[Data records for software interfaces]
□ □ □ □ □

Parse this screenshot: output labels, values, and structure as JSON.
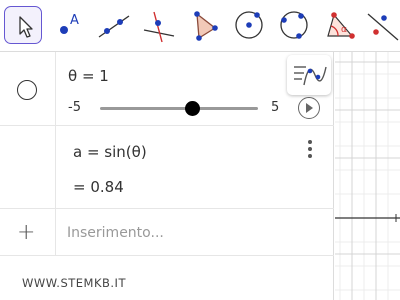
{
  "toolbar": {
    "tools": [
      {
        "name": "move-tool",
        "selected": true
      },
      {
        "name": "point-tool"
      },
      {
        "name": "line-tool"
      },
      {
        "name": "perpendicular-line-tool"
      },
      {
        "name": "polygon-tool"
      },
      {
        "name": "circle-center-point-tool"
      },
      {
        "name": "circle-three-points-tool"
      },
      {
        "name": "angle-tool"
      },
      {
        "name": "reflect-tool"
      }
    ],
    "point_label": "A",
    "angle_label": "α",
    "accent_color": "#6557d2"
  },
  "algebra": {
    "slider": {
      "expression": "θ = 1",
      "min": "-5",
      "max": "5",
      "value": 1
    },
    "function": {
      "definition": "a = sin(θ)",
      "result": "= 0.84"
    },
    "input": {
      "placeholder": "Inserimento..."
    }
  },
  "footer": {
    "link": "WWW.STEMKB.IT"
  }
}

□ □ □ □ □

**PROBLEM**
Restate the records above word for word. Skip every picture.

**EXERCISE OUTPUT**
Parse this screenshot: output labels, values, and structure as JSON.
{
  "toolbar": {
    "tools": [
      {
        "name": "move-tool",
        "selected": true
      },
      {
        "name": "point-tool"
      },
      {
        "name": "line-tool"
      },
      {
        "name": "perpendicular-line-tool"
      },
      {
        "name": "polygon-tool"
      },
      {
        "name": "circle-center-point-tool"
      },
      {
        "name": "circle-three-points-tool"
      },
      {
        "name": "angle-tool"
      },
      {
        "name": "reflect-tool"
      }
    ],
    "point_label": "A",
    "angle_label": "α",
    "accent_color": "#6557d2"
  },
  "algebra": {
    "slider": {
      "expression": "θ = 1",
      "min": "-5",
      "max": "5",
      "value": 1
    },
    "function": {
      "definition": "a = sin(θ)",
      "result": "= 0.84"
    },
    "input": {
      "placeholder": "Inserimento..."
    }
  },
  "footer": {
    "link": "WWW.STEMKB.IT"
  }
}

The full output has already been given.